  • Generators connected to the home must also be installed so that electricity will not back-feed onto electric lines, which can endanger repair crews working to restore service. A disconnect switch should be professionally installed by an electrician.

  • Do not operate generators in an enclosed area, such as a garage or shed, as this may cause a build-up of deadly carbon monoxide gas. Generators should be operated in open areas, but also protected from water by being placed, for example, on a dry surface under a shelter to prevent electric shock. Also, be sure to shut off generators when refueling, and store generators in dry areas to prevent moisture damage.

Electrical Fires
Electrical fires can be caused by a variety of conditions, including overloaded circuits or outlets, frayed wires, faulty appliances, or overtaxed cords. In the event of an electrical fire:

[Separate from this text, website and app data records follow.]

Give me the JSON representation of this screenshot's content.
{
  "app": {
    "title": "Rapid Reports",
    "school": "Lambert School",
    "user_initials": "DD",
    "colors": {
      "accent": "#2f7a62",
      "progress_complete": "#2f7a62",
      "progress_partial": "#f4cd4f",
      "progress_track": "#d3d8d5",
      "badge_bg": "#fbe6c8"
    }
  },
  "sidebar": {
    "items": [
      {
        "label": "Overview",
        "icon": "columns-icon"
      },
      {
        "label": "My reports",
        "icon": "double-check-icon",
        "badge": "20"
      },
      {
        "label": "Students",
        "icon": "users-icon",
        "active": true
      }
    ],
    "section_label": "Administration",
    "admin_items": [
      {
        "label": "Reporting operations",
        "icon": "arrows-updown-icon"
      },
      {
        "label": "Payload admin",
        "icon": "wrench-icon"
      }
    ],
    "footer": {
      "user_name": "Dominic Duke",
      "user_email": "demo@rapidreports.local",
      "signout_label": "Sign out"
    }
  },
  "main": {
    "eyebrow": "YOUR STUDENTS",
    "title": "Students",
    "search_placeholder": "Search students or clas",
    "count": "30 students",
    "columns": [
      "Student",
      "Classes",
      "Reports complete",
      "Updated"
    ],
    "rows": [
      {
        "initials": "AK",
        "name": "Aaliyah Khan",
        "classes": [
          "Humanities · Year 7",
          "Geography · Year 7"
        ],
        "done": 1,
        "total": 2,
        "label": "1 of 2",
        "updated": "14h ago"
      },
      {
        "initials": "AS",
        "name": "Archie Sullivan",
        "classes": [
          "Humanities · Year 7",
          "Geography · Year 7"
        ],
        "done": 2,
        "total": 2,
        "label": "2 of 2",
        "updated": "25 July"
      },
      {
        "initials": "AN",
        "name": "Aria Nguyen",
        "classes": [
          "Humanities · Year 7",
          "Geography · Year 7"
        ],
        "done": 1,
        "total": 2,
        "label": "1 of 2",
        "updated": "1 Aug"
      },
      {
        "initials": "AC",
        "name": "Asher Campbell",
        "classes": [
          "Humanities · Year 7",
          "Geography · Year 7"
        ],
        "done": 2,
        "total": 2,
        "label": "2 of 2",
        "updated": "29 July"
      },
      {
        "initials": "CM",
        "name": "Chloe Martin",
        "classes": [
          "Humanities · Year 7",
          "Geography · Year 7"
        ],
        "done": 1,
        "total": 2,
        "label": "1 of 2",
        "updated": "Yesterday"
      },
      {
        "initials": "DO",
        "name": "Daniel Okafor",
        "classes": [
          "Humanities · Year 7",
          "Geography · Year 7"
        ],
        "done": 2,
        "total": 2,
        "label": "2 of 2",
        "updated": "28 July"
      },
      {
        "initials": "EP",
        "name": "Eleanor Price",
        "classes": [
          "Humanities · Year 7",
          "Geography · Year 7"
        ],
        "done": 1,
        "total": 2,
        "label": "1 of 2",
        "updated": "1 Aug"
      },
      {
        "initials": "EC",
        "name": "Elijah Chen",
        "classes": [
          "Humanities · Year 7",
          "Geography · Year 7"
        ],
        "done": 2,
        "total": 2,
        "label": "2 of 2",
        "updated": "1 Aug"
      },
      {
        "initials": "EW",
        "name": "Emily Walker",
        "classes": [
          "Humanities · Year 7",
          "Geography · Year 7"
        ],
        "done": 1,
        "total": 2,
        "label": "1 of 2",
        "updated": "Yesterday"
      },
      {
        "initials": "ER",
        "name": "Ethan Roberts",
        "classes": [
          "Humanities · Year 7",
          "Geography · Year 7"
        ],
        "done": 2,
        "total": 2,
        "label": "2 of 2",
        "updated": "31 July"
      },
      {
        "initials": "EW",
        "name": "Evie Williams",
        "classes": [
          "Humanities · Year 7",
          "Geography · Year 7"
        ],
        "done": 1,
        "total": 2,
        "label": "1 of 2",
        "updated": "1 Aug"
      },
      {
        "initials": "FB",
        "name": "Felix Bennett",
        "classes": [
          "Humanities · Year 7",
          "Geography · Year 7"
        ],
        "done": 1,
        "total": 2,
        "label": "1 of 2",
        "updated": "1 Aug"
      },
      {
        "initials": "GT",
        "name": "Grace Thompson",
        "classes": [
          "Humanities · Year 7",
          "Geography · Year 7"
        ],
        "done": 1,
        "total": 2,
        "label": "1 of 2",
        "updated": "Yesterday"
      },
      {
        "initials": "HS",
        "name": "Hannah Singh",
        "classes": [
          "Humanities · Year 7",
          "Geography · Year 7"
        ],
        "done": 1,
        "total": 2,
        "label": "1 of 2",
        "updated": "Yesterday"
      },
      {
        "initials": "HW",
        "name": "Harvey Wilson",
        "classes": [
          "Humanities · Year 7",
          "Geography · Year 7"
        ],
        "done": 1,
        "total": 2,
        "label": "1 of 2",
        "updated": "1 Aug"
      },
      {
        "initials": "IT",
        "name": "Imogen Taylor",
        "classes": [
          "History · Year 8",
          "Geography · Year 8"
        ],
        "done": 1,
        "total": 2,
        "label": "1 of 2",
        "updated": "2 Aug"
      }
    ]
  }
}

  • Call the fire department, and notify them that it's an electrical fire.

  • Never use water to put out the flames, as that may cause serious shock. Use only an approved fire extinguisher, or leave the premises.

  • If possible, shut off the main breaker.

  • Be prepared for fires by installing smoke detectors, having fire extinguishers, updating and correcting any electrical problems, and holding fire drills periodically.

For Other Tips on Electric Safety
Visit the Kids Corner section of our website.

» National Electrical Safety Month Checklist

Other resources include the Electrical Safety Foundation International, which publishes booklets you can download as PDF files and Safe Electricity, a website providing information on electrical safety for kids, teachers, homeowners and contractors.